To this end, IZILWANE publishes articles that take our readers on journeys around the globe and into the human psyche to explore why humans are causing biodiversity loss and harming the environment, and, most importantly, what we can do to stop this pattern. The IZILWANE project believes that we will change our destructive human behaviors when we are able to feel closer to other species and nature, that feeling is as important as facts in creating awareness and behavior change. This is why we have chosen storytelling to enact a positive change in our human perception of our relation with nature and other species. Our tag line is: IZILWANE—connecting the human animal to the global ecosystem.
To this end, our entirely volunteer team of editors trains individuals, including youth, from around the globe to be citizen eco-reporters who tell their own stories about our theme through writing, photography, and video. In addition, our all-volunteer core management team trains our younger support team in non-profit management skills in areas such as outreach, development, social media, and more. By working together, the entire team of editors, global citizen eco-reporters, and non-profit managers become biodiversity advocates who co-create eco-centric models of thinking, living and being, and share their knowledge and experiences with each other and the general public.

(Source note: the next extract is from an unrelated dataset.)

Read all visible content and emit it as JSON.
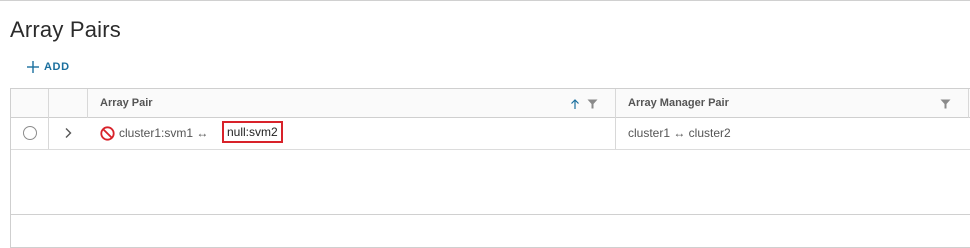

Our e-zine is at: www.Izilwane.org. We publish articles, photo and video essays, our own blog, and are blogging for National Geographic’s News Watch. In addition, we share content with Ecology.com. We operate virtually and our team members are in the U.S.A, Britain, Belgium, and Rwanda, to name a few locations. Valuing our volunteers time at $35/hr, we have logged over half a million dollars in volunteer time since the birth of our project in 2009.
We work primarily with students at the undergraduate and graduate level. These are the people who become our global citizen eco-reporters, our editors, and our non-profit management support team. Many students work in multiple departments of our team, writing, editing, and doing some management. Have a look at our our team, our contributors and our past volunteers.